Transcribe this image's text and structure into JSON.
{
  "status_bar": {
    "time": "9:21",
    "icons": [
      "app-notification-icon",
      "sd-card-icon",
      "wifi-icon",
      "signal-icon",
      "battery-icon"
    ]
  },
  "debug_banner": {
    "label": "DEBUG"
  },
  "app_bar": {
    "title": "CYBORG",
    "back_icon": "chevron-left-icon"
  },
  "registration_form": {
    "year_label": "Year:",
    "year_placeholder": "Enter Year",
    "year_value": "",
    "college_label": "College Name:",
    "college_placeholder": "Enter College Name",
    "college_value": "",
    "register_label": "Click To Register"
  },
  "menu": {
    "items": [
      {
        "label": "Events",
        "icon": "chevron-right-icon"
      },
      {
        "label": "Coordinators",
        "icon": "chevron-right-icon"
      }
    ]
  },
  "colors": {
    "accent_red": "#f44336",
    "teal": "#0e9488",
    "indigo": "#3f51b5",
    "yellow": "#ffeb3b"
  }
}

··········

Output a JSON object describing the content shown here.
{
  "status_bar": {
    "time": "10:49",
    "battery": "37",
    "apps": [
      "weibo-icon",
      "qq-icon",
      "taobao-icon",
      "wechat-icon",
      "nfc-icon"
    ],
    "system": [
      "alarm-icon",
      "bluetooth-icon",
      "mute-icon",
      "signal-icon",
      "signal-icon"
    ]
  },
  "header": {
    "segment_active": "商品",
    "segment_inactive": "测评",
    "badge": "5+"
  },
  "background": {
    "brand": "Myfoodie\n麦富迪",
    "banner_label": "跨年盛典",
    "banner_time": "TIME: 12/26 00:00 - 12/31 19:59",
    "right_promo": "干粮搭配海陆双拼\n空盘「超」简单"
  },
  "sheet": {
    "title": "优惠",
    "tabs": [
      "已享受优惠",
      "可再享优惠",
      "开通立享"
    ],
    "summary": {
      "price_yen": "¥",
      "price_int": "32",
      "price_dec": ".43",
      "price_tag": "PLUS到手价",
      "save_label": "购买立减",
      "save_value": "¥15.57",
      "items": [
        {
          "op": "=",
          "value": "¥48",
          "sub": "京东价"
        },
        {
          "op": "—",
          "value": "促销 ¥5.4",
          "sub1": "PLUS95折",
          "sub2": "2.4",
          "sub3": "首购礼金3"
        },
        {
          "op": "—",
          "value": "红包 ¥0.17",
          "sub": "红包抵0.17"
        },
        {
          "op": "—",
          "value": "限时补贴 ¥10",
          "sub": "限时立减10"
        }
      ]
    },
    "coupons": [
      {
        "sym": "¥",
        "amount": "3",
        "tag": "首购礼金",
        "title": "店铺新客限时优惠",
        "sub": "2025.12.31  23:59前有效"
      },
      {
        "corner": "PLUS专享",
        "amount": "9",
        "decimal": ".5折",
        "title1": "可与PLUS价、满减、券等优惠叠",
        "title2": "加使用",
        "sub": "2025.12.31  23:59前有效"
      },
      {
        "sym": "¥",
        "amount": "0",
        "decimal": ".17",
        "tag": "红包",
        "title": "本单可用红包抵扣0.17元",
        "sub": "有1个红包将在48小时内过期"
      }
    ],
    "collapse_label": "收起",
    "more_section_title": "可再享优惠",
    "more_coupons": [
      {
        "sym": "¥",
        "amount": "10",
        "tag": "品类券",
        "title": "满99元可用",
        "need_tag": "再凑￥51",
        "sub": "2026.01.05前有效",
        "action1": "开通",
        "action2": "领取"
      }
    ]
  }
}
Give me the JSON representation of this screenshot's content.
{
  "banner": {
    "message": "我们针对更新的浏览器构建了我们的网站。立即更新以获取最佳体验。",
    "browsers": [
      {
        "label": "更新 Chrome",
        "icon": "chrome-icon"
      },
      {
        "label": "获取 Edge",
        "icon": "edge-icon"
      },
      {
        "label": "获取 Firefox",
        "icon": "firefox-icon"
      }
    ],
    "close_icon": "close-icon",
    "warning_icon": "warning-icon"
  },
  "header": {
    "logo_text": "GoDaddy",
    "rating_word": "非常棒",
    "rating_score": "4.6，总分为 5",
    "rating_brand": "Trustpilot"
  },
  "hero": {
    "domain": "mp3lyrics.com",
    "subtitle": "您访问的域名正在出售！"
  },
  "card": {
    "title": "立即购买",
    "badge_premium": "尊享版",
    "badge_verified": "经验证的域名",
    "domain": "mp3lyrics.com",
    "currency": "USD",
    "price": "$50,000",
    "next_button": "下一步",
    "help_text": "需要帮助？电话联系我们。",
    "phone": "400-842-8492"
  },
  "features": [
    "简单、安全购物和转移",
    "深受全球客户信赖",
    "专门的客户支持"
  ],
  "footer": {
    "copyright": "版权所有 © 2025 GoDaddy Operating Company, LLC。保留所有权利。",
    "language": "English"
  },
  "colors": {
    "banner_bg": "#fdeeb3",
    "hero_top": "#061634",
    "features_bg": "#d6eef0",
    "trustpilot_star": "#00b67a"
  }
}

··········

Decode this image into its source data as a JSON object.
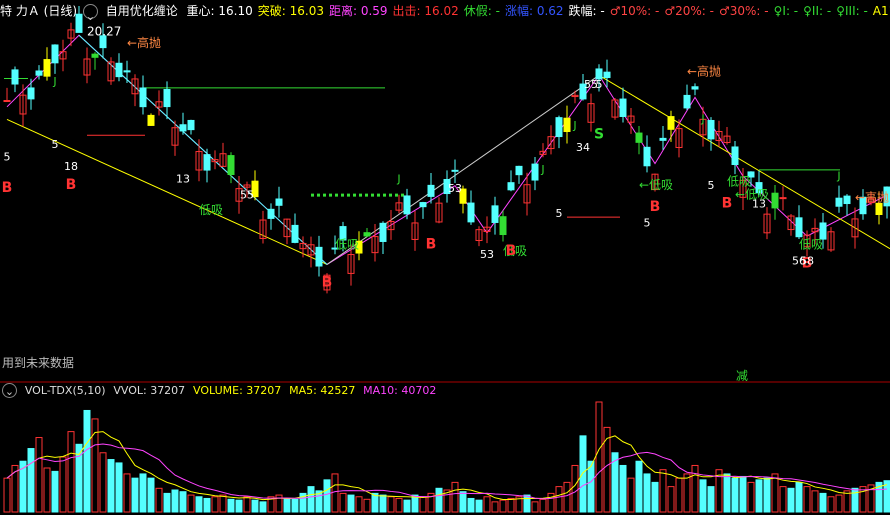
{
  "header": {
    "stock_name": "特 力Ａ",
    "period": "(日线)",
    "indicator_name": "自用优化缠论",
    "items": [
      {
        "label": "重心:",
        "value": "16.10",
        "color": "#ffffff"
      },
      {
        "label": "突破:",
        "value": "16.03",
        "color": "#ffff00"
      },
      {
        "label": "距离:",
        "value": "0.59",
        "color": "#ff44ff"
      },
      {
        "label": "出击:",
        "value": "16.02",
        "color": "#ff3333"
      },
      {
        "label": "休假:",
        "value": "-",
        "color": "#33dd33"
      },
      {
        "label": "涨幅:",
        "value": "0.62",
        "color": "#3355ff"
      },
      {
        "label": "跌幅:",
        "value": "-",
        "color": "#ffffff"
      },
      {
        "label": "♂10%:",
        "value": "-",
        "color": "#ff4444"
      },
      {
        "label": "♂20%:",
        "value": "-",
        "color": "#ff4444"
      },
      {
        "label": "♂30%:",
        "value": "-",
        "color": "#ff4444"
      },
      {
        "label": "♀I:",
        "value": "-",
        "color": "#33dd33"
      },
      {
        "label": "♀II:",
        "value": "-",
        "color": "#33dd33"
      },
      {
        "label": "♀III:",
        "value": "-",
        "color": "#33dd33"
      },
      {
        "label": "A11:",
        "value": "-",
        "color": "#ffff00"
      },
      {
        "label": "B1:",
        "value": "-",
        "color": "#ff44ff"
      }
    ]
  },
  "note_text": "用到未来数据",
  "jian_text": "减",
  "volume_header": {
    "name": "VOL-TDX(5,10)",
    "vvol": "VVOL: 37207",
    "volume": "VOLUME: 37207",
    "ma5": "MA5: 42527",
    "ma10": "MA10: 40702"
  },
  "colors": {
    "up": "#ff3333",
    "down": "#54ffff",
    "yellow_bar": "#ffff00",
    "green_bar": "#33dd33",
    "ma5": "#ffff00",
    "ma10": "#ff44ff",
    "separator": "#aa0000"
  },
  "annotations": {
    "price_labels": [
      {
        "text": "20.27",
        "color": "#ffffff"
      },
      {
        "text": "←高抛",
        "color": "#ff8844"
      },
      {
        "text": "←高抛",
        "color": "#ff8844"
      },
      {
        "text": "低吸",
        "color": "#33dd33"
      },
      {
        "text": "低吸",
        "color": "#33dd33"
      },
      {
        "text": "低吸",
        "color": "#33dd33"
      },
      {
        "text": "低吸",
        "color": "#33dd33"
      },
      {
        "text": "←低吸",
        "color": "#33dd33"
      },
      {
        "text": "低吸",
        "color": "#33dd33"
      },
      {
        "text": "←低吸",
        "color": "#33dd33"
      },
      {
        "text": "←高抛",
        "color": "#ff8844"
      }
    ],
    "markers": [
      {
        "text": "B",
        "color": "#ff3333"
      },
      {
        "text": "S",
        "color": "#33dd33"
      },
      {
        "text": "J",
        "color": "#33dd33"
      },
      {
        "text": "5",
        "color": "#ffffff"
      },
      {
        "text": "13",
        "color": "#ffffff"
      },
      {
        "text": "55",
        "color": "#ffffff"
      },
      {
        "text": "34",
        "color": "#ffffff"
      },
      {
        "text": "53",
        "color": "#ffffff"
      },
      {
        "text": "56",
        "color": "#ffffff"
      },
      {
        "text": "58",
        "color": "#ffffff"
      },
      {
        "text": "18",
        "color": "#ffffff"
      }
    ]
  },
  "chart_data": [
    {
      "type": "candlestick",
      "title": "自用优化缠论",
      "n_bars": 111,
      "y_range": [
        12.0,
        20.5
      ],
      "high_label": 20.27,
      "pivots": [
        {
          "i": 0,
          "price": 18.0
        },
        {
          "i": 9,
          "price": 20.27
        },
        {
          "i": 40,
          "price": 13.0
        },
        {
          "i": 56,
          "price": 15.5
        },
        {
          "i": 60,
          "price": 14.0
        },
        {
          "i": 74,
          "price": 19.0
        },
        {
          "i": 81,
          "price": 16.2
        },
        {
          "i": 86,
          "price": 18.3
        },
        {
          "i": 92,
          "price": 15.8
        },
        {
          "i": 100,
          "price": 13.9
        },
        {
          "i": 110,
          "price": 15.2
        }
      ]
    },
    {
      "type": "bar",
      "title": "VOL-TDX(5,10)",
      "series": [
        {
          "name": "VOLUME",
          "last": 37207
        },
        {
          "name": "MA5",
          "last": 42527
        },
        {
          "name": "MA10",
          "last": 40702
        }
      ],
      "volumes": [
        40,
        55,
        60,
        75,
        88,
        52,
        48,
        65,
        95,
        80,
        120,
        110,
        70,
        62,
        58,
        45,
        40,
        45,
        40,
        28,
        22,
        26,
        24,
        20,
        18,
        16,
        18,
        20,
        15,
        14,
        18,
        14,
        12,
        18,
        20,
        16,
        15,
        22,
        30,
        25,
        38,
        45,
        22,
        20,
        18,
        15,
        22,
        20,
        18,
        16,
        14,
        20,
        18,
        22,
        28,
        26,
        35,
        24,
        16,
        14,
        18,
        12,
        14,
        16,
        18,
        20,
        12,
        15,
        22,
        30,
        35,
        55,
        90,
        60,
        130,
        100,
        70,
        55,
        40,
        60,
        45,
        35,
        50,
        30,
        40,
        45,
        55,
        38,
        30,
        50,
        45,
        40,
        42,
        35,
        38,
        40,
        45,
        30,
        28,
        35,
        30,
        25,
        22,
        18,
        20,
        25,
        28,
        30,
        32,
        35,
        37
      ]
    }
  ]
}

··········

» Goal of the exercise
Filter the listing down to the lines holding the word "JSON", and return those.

» Task response
Transcribe this image's text and structure into JSON.
Output a JSON object describing the content shown here.
Give me the JSON representation of this screenshot's content.
Decode this image into its source data as a JSON object.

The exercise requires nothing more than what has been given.